In my previous post about tools for the 21st Century Musician, I discussed improvisation as probably the most useful tool musicians can be using. In a way, technology is even more indispensable. Unless our voice is our primary or only instrument (and even then there are exceptions), then nearly everything we make music on is the result of some level of technology. Whether we’re talking about the technology of carved bone flutes and dried skins over a wooden frame, or the highly advanced craft that luthiers use to carve/mold stringed instruments, or the ability to build circuitry or program for electronic instruments or computers, there is always some level of technology involved in the making of musical instruments.
So, why aren’t you in a band anyway? One of the things I think all Classical Music students (especially performers) should be required to do is play in a band. No, this doesn’t mean they should take up a guitar, bass, drums, or sing. What this does mean is that it should become an integral part of the performing experience–even if for just a semester. Learning the ropes on how to put together a set, getting booked, and dealing with a non concert hall type of venue would do more for teaching kids about the business of music than a class would, I’d think. Along the way, students would also be able to dispel a lot of myths about the Pop Music scene that we romanticize as a result of media representation or unrealistic portrayals of the industry through engagement with big name Pop Superstars.

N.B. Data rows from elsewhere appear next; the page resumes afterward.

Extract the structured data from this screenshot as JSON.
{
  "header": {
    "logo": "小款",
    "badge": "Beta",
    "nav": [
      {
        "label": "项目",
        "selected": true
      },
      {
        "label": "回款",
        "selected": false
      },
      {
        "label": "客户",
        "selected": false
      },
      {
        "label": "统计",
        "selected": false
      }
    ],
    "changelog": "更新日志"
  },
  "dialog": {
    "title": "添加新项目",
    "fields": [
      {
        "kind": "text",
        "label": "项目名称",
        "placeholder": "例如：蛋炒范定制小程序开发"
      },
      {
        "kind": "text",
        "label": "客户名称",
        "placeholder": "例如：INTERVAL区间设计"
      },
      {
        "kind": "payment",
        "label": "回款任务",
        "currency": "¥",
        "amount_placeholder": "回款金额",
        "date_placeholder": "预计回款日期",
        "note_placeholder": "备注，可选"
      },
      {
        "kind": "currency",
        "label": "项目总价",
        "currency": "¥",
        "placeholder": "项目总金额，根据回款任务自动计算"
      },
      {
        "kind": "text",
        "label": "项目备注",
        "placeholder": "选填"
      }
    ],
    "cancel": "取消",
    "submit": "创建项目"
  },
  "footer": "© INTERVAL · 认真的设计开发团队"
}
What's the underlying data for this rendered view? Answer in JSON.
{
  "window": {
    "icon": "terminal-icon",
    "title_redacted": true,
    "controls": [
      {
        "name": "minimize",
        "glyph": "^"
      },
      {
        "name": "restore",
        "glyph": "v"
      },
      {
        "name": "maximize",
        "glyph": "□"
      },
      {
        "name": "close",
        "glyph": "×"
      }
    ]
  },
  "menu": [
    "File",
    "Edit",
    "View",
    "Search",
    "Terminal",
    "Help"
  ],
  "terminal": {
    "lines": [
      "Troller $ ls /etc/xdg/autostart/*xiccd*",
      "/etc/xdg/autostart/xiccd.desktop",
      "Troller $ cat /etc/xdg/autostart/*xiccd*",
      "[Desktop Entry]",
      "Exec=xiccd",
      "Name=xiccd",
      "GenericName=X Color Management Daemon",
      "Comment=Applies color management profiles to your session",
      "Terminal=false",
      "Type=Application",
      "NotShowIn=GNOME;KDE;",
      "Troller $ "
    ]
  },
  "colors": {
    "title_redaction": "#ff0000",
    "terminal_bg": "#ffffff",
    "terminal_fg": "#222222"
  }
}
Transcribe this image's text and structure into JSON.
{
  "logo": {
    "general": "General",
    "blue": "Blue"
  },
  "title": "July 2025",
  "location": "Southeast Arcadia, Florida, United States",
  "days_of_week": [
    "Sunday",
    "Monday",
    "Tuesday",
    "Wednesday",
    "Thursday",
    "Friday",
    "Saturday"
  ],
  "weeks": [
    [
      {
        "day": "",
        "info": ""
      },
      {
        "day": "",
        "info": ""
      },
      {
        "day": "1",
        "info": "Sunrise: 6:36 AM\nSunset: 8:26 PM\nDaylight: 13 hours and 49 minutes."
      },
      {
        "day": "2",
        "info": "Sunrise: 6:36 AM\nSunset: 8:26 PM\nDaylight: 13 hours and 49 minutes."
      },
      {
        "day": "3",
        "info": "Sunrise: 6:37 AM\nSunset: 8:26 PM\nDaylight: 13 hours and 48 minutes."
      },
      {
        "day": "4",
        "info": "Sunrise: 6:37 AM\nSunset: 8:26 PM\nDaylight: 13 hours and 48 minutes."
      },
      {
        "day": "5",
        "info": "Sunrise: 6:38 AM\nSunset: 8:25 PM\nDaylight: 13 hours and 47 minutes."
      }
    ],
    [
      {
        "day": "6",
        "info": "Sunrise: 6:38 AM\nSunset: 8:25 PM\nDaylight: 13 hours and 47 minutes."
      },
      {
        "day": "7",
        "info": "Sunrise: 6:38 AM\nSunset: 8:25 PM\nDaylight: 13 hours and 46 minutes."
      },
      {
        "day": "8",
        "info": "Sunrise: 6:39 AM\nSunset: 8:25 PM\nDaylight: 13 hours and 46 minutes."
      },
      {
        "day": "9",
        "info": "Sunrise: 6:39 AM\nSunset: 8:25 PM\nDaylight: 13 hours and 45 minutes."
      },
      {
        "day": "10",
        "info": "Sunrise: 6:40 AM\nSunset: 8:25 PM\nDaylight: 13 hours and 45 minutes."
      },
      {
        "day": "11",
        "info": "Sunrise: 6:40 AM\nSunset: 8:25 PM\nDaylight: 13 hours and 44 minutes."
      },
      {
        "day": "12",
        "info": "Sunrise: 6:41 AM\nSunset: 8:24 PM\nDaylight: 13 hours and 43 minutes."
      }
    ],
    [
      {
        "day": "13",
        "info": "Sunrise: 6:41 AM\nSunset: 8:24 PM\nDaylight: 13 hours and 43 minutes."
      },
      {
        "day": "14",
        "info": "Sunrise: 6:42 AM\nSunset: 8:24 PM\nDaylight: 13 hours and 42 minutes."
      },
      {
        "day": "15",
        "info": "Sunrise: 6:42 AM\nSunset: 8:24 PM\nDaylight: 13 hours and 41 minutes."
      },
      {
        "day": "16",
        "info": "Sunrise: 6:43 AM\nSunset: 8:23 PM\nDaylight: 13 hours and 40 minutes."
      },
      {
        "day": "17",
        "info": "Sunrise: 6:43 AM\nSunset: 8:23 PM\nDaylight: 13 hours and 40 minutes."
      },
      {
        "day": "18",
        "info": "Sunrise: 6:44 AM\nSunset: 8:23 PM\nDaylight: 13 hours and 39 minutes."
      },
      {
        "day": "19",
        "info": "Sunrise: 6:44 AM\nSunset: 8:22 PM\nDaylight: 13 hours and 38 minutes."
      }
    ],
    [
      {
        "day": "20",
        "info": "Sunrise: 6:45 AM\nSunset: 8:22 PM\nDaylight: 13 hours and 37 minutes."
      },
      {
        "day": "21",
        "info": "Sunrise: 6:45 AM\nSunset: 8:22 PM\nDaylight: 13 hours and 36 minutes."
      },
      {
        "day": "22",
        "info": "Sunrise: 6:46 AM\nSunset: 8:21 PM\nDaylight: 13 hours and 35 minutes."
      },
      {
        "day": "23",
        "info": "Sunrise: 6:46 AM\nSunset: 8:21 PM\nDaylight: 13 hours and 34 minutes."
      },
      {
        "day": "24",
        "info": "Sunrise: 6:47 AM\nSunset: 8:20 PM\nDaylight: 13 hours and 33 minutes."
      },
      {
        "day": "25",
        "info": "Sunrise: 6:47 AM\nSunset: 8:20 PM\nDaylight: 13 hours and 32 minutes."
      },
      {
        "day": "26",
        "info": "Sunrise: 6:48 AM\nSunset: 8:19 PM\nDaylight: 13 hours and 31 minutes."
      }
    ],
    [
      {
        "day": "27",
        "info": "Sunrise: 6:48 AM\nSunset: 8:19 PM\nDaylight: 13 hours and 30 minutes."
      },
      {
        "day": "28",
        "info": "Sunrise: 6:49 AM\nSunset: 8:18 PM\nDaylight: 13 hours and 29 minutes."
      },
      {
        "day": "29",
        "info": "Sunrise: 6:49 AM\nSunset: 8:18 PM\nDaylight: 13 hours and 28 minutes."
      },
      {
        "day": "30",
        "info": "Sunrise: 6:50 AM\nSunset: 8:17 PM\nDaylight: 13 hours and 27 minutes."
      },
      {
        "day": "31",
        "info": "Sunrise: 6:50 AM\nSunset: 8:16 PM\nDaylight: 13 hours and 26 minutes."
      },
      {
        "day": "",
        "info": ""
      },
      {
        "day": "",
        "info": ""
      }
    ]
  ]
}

I’m sure most of you have seen the recent Jim Carrey commencement speech (or at least the shortened clickbait version). If not, here’s the short one:
While it is inspirational and uplifting if we put aside some of the issues of privilege in Carrey’s situation which I’ve been having discussions about with some folks elsewhere, this Salon.com piece, Dear graduates: Don’t follow your dreams (A commencement speech for the mediocre), by Tim Donovan reiterates what I’ve talked about regarding Survivorship Bias in two previous posts. Interestingly, Donovan’s piece isn’t specifically a response to Carrey’s speech as the post was published two days prior to the Maharishi University of Management Graduation.
In the previous post in this series I mentioned that I would be exploring narrow ideas of “Success” in discussions from some Classical Music Crisis folks. I brought up the phenomenon known as Survivorship Bias and how our models for success can be skewed by survivors while missing possibly more relevant data that can be learned from “failures,” which are far more numerous. In this post I’ll be discussing one of the perennial debates that local band musicians love to have, Covers vs. Originals, and how that fits into the wider debate of “Success” and modeling Rock/Pop band marketing, entrepreneurial, or gigging strategies.
This is going to be the first in a series of posts exploring narrow ideas of “Success” in discussions from some Classical Music Crisis folks.
Survivorship bias also flash-freezes your brain into a state of ignorance from which you believe success is more common than it truly is and therefore you leap to the conclusion that it also must be easier to obtain. You develop a completely inaccurate assessment of reality thanks to a prejudice that grants the tiny number of survivors the privilege of representing the much larger group to which they originally belonged.